--- START ---

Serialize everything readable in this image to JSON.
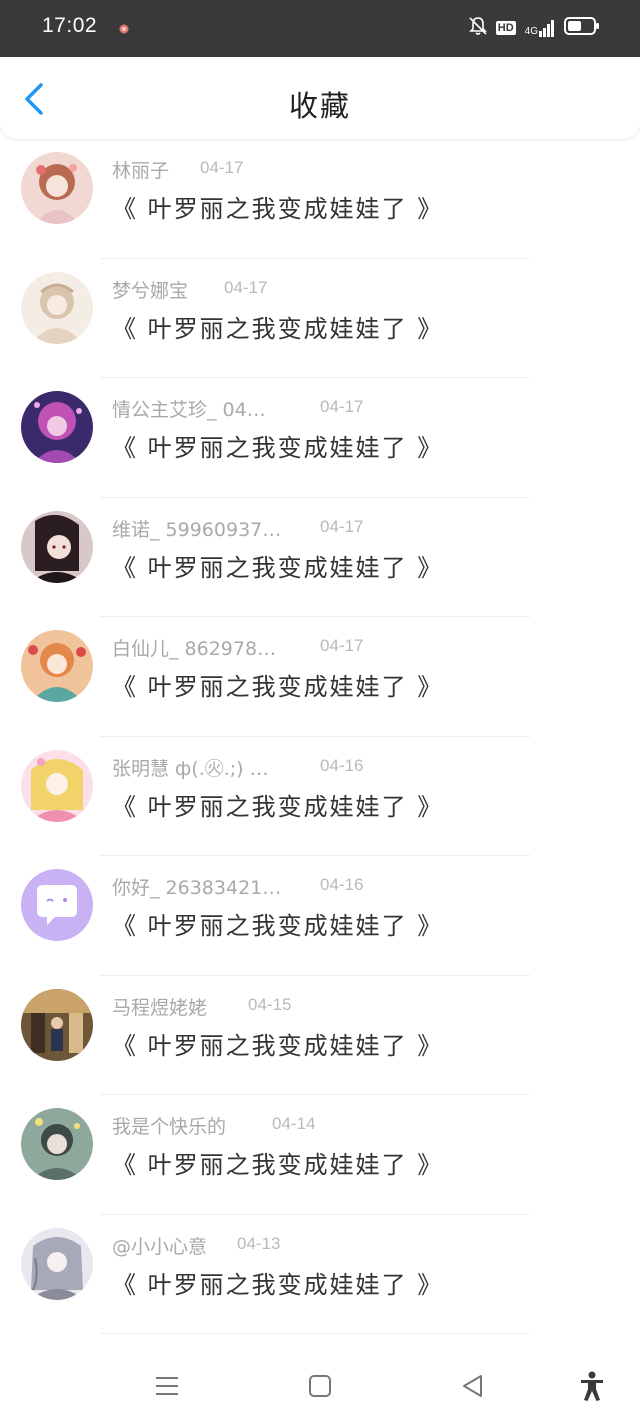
{
  "status_bar": {
    "time": "17:02",
    "hd": "HD",
    "network": "4G",
    "icons": [
      "notification-dot-icon",
      "bell-muted-icon",
      "hd-badge",
      "signal-icon",
      "battery-icon"
    ]
  },
  "header": {
    "title": "收藏",
    "back_icon": "chevron-left-icon",
    "accent_color": "#2196f3"
  },
  "list": {
    "items": [
      {
        "name": "林丽子",
        "date": "04-17",
        "text": "《 叶罗丽之我变成娃娃了 》",
        "avatar_color": "#d9a99a"
      },
      {
        "name": "梦兮娜宝",
        "date": "04-17",
        "text": "《 叶罗丽之我变成娃娃了 》",
        "avatar_color": "#e6d8cc"
      },
      {
        "name": "情公主艾珍_ 04…",
        "date": "04-17",
        "text": "《 叶罗丽之我变成娃娃了 》",
        "avatar_color": "#8a3f9e"
      },
      {
        "name": "维诺_ 59960937…",
        "date": "04-17",
        "text": "《 叶罗丽之我变成娃娃了 》",
        "avatar_color": "#3a2a2e"
      },
      {
        "name": "白仙儿_ 862978…",
        "date": "04-17",
        "text": "《 叶罗丽之我变成娃娃了 》",
        "avatar_color": "#e09a6a"
      },
      {
        "name": "张明慧 ф(.㊋.;) …",
        "date": "04-16",
        "text": "《 叶罗丽之我变成娃娃了 》",
        "avatar_color": "#f2b7c6"
      },
      {
        "name": "你好_ 26383421…",
        "date": "04-16",
        "text": "《 叶罗丽之我变成娃娃了 》",
        "avatar_color": "#c9b2f3"
      },
      {
        "name": "马程煜姥姥",
        "date": "04-15",
        "text": "《 叶罗丽之我变成娃娃了 》",
        "avatar_color": "#7a5a3a"
      },
      {
        "name": "我是个快乐的",
        "date": "04-14",
        "text": "《 叶罗丽之我变成娃娃了 》",
        "avatar_color": "#7f9a8f"
      },
      {
        "name": "@小小心意",
        "date": "04-13",
        "text": "《 叶罗丽之我变成娃娃了 》",
        "avatar_color": "#b8b8c4"
      }
    ]
  },
  "nav_bar": {
    "icons": [
      "menu-icon",
      "home-square-icon",
      "back-triangle-icon",
      "accessibility-icon"
    ]
  }
}
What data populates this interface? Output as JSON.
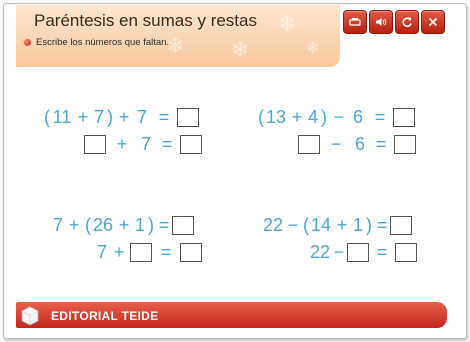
{
  "header": {
    "title": "Paréntesis en sumas y restas",
    "subtitle": "Escribe los números que faltan."
  },
  "toolbar": [
    {
      "name": "print-button",
      "icon": "printer-icon",
      "glyph": "⎙"
    },
    {
      "name": "audio-button",
      "icon": "speaker-icon",
      "glyph": "🔈"
    },
    {
      "name": "reload-button",
      "icon": "reload-icon",
      "glyph": "↻"
    },
    {
      "name": "close-button",
      "icon": "close-icon",
      "glyph": "✕"
    }
  ],
  "exercises": {
    "ex1": {
      "line1": {
        "open": "(",
        "a": "11",
        "plus": "+",
        "b": "7",
        "close": ")",
        "op": "+",
        "c": "7",
        "eq": "="
      },
      "line2": {
        "op": "+",
        "c": "7",
        "eq": "="
      }
    },
    "ex2": {
      "line1": {
        "open": "(",
        "a": "13",
        "plus": "+",
        "b": "4",
        "close": ")",
        "op": "−",
        "c": "6",
        "eq": "="
      },
      "line2": {
        "op": "−",
        "c": "6",
        "eq": "="
      }
    },
    "ex3": {
      "line1": {
        "a": "7",
        "plus": "+",
        "open": "(",
        "b": "26",
        "plus2": "+",
        "c": "1",
        "close": ")",
        "eq": "="
      },
      "line2": {
        "a": "7",
        "plus": "+",
        "eq": "="
      }
    },
    "ex4": {
      "line1": {
        "a": "22",
        "minus": "−",
        "open": "(",
        "b": "14",
        "plus": "+",
        "c": "1",
        "close": ")",
        "eq": "="
      },
      "line2": {
        "a": "22",
        "minus": "−",
        "eq": "="
      }
    }
  },
  "footer": {
    "brand": "EDITORIAL TEIDE"
  },
  "colors": {
    "accent": "#c4261a",
    "math_text": "#4aa7d6",
    "header_bg": "#f9c99d"
  }
}
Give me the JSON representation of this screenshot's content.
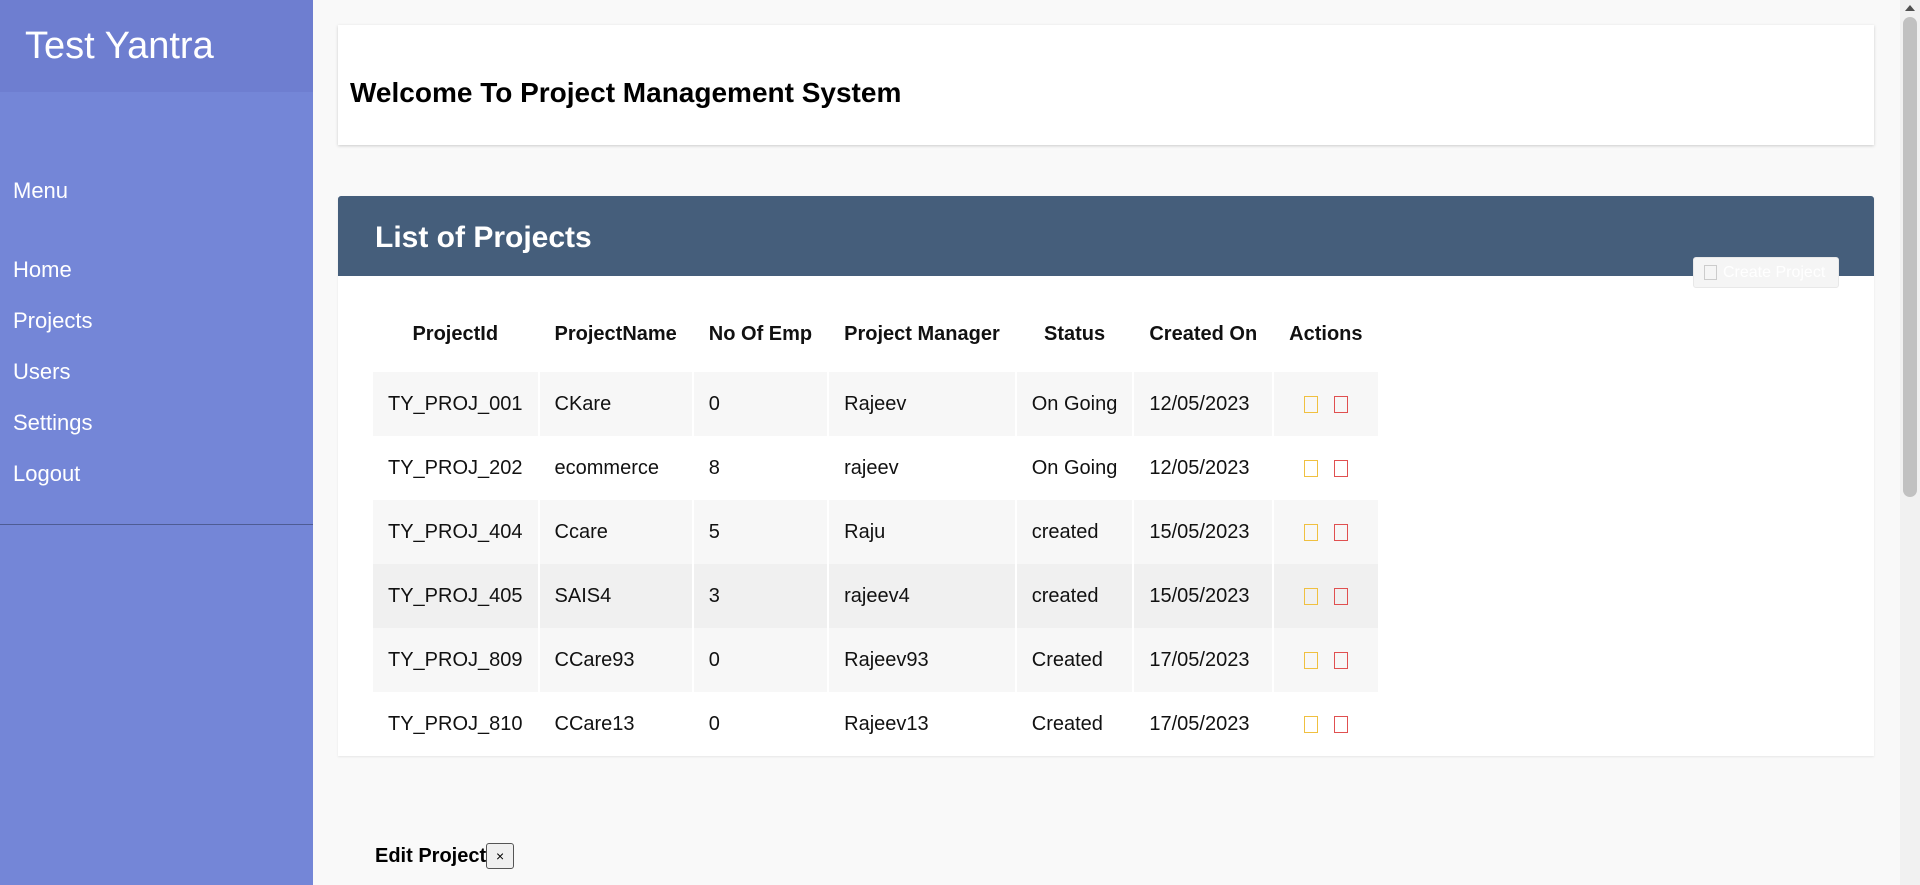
{
  "sidebar": {
    "brand": "Test Yantra",
    "menu_label": "Menu",
    "items": [
      {
        "label": "Home"
      },
      {
        "label": "Projects"
      },
      {
        "label": "Users"
      },
      {
        "label": "Settings"
      },
      {
        "label": "Logout"
      }
    ]
  },
  "header": {
    "title": "Welcome To Project Management System"
  },
  "projects": {
    "title": "List of Projects",
    "create_label": "Create Project",
    "columns": [
      "ProjectId",
      "ProjectName",
      "No Of Emp",
      "Project Manager",
      "Status",
      "Created On",
      "Actions"
    ],
    "rows": [
      {
        "id": "TY_PROJ_001",
        "name": "CKare",
        "emp": "0",
        "manager": "Rajeev",
        "status": "On Going",
        "created": "12/05/2023"
      },
      {
        "id": "TY_PROJ_202",
        "name": "ecommerce",
        "emp": "8",
        "manager": "rajeev",
        "status": "On Going",
        "created": "12/05/2023"
      },
      {
        "id": "TY_PROJ_404",
        "name": "Ccare",
        "emp": "5",
        "manager": "Raju",
        "status": "created",
        "created": "15/05/2023"
      },
      {
        "id": "TY_PROJ_405",
        "name": "SAIS4",
        "emp": "3",
        "manager": "rajeev4",
        "status": "created",
        "created": "15/05/2023"
      },
      {
        "id": "TY_PROJ_809",
        "name": "CCare93",
        "emp": "0",
        "manager": "Rajeev93",
        "status": "Created",
        "created": "17/05/2023"
      },
      {
        "id": "TY_PROJ_810",
        "name": "CCare13",
        "emp": "0",
        "manager": "Rajeev13",
        "status": "Created",
        "created": "17/05/2023"
      }
    ]
  },
  "edit_modal": {
    "title": "Edit Project",
    "close_label": "×"
  },
  "colors": {
    "sidebar": "#7486d7",
    "brand_bar": "#6e7ed0",
    "card_header": "#455e7b",
    "edit_icon": "#f0c040",
    "delete_icon": "#e05050"
  }
}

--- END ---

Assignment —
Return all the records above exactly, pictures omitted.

Response for this exercise —
Serialize everything readable in this image to JSON.
{
  "status_bar": {
    "time": "17:02",
    "hd": "HD",
    "network": "4G",
    "icons": [
      "notification-dot-icon",
      "bell-muted-icon",
      "hd-badge",
      "signal-icon",
      "battery-icon"
    ]
  },
  "header": {
    "title": "收藏",
    "back_icon": "chevron-left-icon",
    "accent_color": "#2196f3"
  },
  "list": {
    "items": [
      {
        "name": "林丽子",
        "date": "04-17",
        "text": "《 叶罗丽之我变成娃娃了 》",
        "avatar_color": "#d9a99a"
      },
      {
        "name": "梦兮娜宝",
        "date": "04-17",
        "text": "《 叶罗丽之我变成娃娃了 》",
        "avatar_color": "#e6d8cc"
      },
      {
        "name": "情公主艾珍_ 04…",
        "date": "04-17",
        "text": "《 叶罗丽之我变成娃娃了 》",
        "avatar_color": "#8a3f9e"
      },
      {
        "name": "维诺_ 59960937…",
        "date": "04-17",
        "text": "《 叶罗丽之我变成娃娃了 》",
        "avatar_color": "#3a2a2e"
      },
      {
        "name": "白仙儿_ 862978…",
        "date": "04-17",
        "text": "《 叶罗丽之我变成娃娃了 》",
        "avatar_color": "#e09a6a"
      },
      {
        "name": "张明慧 ф(.㊋.;) …",
        "date": "04-16",
        "text": "《 叶罗丽之我变成娃娃了 》",
        "avatar_color": "#f2b7c6"
      },
      {
        "name": "你好_ 26383421…",
        "date": "04-16",
        "text": "《 叶罗丽之我变成娃娃了 》",
        "avatar_color": "#c9b2f3"
      },
      {
        "name": "马程煜姥姥",
        "date": "04-15",
        "text": "《 叶罗丽之我变成娃娃了 》",
        "avatar_color": "#7a5a3a"
      },
      {
        "name": "我是个快乐的",
        "date": "04-14",
        "text": "《 叶罗丽之我变成娃娃了 》",
        "avatar_color": "#7f9a8f"
      },
      {
        "name": "@小小心意",
        "date": "04-13",
        "text": "《 叶罗丽之我变成娃娃了 》",
        "avatar_color": "#b8b8c4"
      }
    ]
  },
  "nav_bar": {
    "icons": [
      "menu-icon",
      "home-square-icon",
      "back-triangle-icon",
      "accessibility-icon"
    ]
  }
}
What data populates this interface? Output as JSON.
{
  "header": {
    "title": "Paréntesis en sumas y restas",
    "subtitle": "Escribe los números que faltan."
  },
  "toolbar": [
    {
      "name": "print-button",
      "icon": "printer-icon",
      "glyph": "⎙"
    },
    {
      "name": "audio-button",
      "icon": "speaker-icon",
      "glyph": "🔈"
    },
    {
      "name": "reload-button",
      "icon": "reload-icon",
      "glyph": "↻"
    },
    {
      "name": "close-button",
      "icon": "close-icon",
      "glyph": "✕"
    }
  ],
  "exercises": {
    "ex1": {
      "line1": {
        "open": "(",
        "a": "11",
        "plus": "+",
        "b": "7",
        "close": ")",
        "op": "+",
        "c": "7",
        "eq": "="
      },
      "line2": {
        "op": "+",
        "c": "7",
        "eq": "="
      }
    },
    "ex2": {
      "line1": {
        "open": "(",
        "a": "13",
        "plus": "+",
        "b": "4",
        "close": ")",
        "op": "−",
        "c": "6",
        "eq": "="
      },
      "line2": {
        "op": "−",
        "c": "6",
        "eq": "="
      }
    },
    "ex3": {
      "line1": {
        "a": "7",
        "plus": "+",
        "open": "(",
        "b": "26",
        "plus2": "+",
        "c": "1",
        "close": ")",
        "eq": "="
      },
      "line2": {
        "a": "7",
        "plus": "+",
        "eq": "="
      }
    },
    "ex4": {
      "line1": {
        "a": "22",
        "minus": "−",
        "open": "(",
        "b": "14",
        "plus": "+",
        "c": "1",
        "close": ")",
        "eq": "="
      },
      "line2": {
        "a": "22",
        "minus": "−",
        "eq": "="
      }
    }
  },
  "footer": {
    "brand": "EDITORIAL TEIDE"
  },
  "colors": {
    "accent": "#c4261a",
    "math_text": "#4aa7d6",
    "header_bg": "#f9c99d"
  }
}
Give me the JSON representation of this screenshot's content.
{
  "sidebar": {
    "brand": "Test Yantra",
    "menu_label": "Menu",
    "items": [
      {
        "label": "Home"
      },
      {
        "label": "Projects"
      },
      {
        "label": "Users"
      },
      {
        "label": "Settings"
      },
      {
        "label": "Logout"
      }
    ]
  },
  "header": {
    "title": "Welcome To Project Management System"
  },
  "projects": {
    "title": "List of Projects",
    "create_label": "Create Project",
    "columns": [
      "ProjectId",
      "ProjectName",
      "No Of Emp",
      "Project Manager",
      "Status",
      "Created On",
      "Actions"
    ],
    "rows": [
      {
        "id": "TY_PROJ_001",
        "name": "CKare",
        "emp": "0",
        "manager": "Rajeev",
        "status": "On Going",
        "created": "12/05/2023"
      },
      {
        "id": "TY_PROJ_202",
        "name": "ecommerce",
        "emp": "8",
        "manager": "rajeev",
        "status": "On Going",
        "created": "12/05/2023"
      },
      {
        "id": "TY_PROJ_404",
        "name": "Ccare",
        "emp": "5",
        "manager": "Raju",
        "status": "created",
        "created": "15/05/2023"
      },
      {
        "id": "TY_PROJ_405",
        "name": "SAIS4",
        "emp": "3",
        "manager": "rajeev4",
        "status": "created",
        "created": "15/05/2023"
      },
      {
        "id": "TY_PROJ_809",
        "name": "CCare93",
        "emp": "0",
        "manager": "Rajeev93",
        "status": "Created",
        "created": "17/05/2023"
      },
      {
        "id": "TY_PROJ_810",
        "name": "CCare13",
        "emp": "0",
        "manager": "Rajeev13",
        "status": "Created",
        "created": "17/05/2023"
      }
    ]
  },
  "edit_modal": {
    "title": "Edit Project",
    "close_label": "×"
  },
  "colors": {
    "sidebar": "#7486d7",
    "brand_bar": "#6e7ed0",
    "card_header": "#455e7b",
    "edit_icon": "#f0c040",
    "delete_icon": "#e05050"
  }
}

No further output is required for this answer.